“The current world champions now are in their thirties and the ones that are coming up, supposedly to replace them, I reckon I can do all of them.”
Tyson Fury, 34, holds the WBC crown and is expected to share an undisputed decider with WBA, IBF and WBO king Oleksandr Usyk, who turns 36 on January 17 in the spring.
Mandatory challengers, former champions and established contenders like Joe Joyce, Daniel Dubois, Filip Hrgovic, Anthony Joshua, Deontay Wilder and Andy Ruiz will then fight for the titles.
So Itauma, raised in Kent by his Slovakian mum and Nigerian dad, knows exactly the time frame he has to shatter one of Tyson’s most incredible feats.
Already showing plenty of boxing maturity, he said: “It’s not easy to get a world title shot, I can only get in there and fight, so I will not get angry at the things I cannot control.
“20th May, 2025 is the day to do it by and it sounds miles away but it will come around quickly.
“Physically I am still a boy compared to the lot ahead of me so I am working on growing into being a man. I think I will be alright.”
A cruel childhood and the genius of trainer Cus D’Amato turned Mike Tyson from bullied Brooklyn pigeon fancier to undisputed icon and multi-millionaire before he could ever understand it.
Moses is carved out of a different sized stone but has also sacrificed his childhood to become a boxing behemoth.
“I never really celebrated a birthday since I was about 15,” he said with a baritone voice Barry White would have been proud of.
“I was a very big kid, by 14 I was probably about 6ft 4in tall and 17st. I have always felt like an adult since then.
“I haven’t grown too much physically but now I feel like I am maturing, mentality, into being a man.”
Despite his freakish frame, Moses hated bullying and was often the last line of defence at school.
“I was the justice system,” he said. “There were times when I had to bully the bullies because I hated seeing that stuff. I never liked seeing anyone being picked on.”
Big brother Karol led his sibling into their childhood St Mary’s ABC gym when he was 14 and Moses was nine.
At 9-0 in the pro ranks and a veteran of heavyweight undercards featuring the likes of Dubois and Joyce, he might be concerned about his not-so-little bro.
“I haven’t had to protect him since he was about 13,” he laughed.
“There’s no trepidation from me, even as his big brother.

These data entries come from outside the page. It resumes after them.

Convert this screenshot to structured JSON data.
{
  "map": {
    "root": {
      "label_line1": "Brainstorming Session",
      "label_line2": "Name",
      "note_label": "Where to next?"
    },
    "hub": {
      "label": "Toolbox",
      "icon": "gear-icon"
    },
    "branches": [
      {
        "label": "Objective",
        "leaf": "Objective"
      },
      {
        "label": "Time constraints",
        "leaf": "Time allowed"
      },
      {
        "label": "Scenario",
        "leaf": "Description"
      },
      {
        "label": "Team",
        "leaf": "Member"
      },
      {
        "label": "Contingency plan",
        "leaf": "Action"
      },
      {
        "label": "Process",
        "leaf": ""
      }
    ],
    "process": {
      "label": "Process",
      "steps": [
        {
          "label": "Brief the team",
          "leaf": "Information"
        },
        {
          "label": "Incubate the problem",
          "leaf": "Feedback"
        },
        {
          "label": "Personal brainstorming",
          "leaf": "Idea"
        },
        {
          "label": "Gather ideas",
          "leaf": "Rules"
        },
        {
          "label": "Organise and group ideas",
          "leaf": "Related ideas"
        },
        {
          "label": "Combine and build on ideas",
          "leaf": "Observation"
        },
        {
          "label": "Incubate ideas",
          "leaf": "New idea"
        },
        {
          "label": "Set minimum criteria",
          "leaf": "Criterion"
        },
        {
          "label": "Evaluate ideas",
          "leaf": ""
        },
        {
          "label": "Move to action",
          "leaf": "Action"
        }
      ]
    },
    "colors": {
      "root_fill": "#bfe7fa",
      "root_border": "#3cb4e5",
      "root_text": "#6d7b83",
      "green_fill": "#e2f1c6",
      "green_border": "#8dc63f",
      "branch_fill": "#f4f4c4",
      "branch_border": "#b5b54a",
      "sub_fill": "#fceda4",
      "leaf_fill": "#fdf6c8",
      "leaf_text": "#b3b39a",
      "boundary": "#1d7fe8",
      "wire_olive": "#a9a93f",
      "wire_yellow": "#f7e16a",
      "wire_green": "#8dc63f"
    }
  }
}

“If anyone is going to beat Mike Tyson’s record it is going to be my brother.
“I know how he ticks inside and at times it is crazy to be a part of it and to witness it unfold.